The money belonged to Petters’ co-conspirator Frank Vennes Jr. and as kept in a trust account by the law firm as a court-appointed receiver was liquidating the rest of the Vennes estate to recover pennies on the dollar for investors.

Attorneys for receiver Gary Hansen and the U.S. government, which prosecuted Vennes criminally, asked U.S. District Judge Ann Montgomery to order Faegre to turn over the money to Hansen and pay any fees or costs associated with distributing the money to victims.

“Simply put, the Faegre deposit should have been disclosed more than six years ago,” said Ranelle Leier, representing Hansen.

Montgomery took the motion under advisement and said she would rule on the matter “fairly soon.”

Vennes’ trust account funds were originally given to Faegre in 2008 in the form of a $150,000 diamond ring and several gold coins. The valuable items were given to the firm to cover potential legal fees for Vennes’ wife, Kimberly. Vennes at the time was under investigation but had not yet been indicted in connection with his role in Petters’ $3.65 billion Ponzi operation. Vennes eventually pleaded guilty to charges of fraud and money laundering and is serving a 15-year prison sentence.

Existence of the Faegre account was not revealed outside the law firm until earlier this year after the ring and the coins were sold for a total of $335,333.

Faegre attorney James Volling said he didn’t consider assets being held for legal fees as assets to run over to the receiver.

“If we failed to list those assets, I apologize for that,” Volling told Montgomery.

But Assistant U.S. Attorney Gregory Brooker said the Faegre firm had three chances to list the assets on various financial disclosure forms for Vennes “and missed all three opportunities.”
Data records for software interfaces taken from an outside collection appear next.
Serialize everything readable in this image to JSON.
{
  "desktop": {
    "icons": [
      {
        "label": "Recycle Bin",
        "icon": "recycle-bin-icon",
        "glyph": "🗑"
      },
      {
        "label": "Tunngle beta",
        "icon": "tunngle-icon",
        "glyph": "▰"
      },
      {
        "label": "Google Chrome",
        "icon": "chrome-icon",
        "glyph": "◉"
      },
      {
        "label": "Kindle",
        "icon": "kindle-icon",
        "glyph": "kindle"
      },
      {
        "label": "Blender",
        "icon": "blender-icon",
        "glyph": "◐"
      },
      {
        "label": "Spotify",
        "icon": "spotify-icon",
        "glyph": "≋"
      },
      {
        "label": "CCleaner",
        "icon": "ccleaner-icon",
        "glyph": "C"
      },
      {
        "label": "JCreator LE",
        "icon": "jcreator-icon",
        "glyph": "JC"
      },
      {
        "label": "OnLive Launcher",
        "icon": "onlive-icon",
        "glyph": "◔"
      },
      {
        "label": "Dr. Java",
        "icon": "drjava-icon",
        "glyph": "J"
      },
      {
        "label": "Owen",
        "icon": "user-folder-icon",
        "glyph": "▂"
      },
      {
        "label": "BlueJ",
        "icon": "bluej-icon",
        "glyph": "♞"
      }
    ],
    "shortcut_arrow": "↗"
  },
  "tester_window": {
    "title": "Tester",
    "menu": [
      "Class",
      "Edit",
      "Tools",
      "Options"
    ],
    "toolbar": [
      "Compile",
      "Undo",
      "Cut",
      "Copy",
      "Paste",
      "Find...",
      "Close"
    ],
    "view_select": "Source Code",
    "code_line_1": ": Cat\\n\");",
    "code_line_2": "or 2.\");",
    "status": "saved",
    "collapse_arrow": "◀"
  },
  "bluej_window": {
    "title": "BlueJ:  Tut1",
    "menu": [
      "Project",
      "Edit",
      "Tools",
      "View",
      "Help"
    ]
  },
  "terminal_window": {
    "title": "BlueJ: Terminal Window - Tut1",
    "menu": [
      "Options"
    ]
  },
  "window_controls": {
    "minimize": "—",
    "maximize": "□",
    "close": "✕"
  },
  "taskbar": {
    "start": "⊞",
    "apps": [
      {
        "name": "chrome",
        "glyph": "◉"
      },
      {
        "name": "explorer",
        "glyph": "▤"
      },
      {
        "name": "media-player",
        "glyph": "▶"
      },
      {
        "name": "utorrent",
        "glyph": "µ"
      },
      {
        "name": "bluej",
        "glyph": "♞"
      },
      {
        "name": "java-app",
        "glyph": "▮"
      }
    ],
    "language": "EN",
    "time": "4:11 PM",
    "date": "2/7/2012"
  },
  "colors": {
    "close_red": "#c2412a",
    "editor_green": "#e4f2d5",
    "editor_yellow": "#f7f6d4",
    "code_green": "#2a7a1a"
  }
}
“It was the expectation of the United States that all parties would comply with a [2008] court order that no one should dispose of Vennes’ assets and would work with Mr. Hansen,” Brooker said.

Brooker also said the nondisclosure was a “disruption” of the receiver’s recovery process and that all costs associated with the current attempt to recover funds should be borne by Faegre.

Hansen recovered and distributed nearly $19 million to about 127 creditors and individuals who invested money with Vennes. Vennes had used the funds to prop up the Petters operation, which ran for more than a decade until a whistle blower alerted federal authorities in 2008.

A separate receivership for Petters and five others involved in the heart of the scheme collected $57 million, part of which has been sent to the U.S. Department of Justice where it awaits distribution.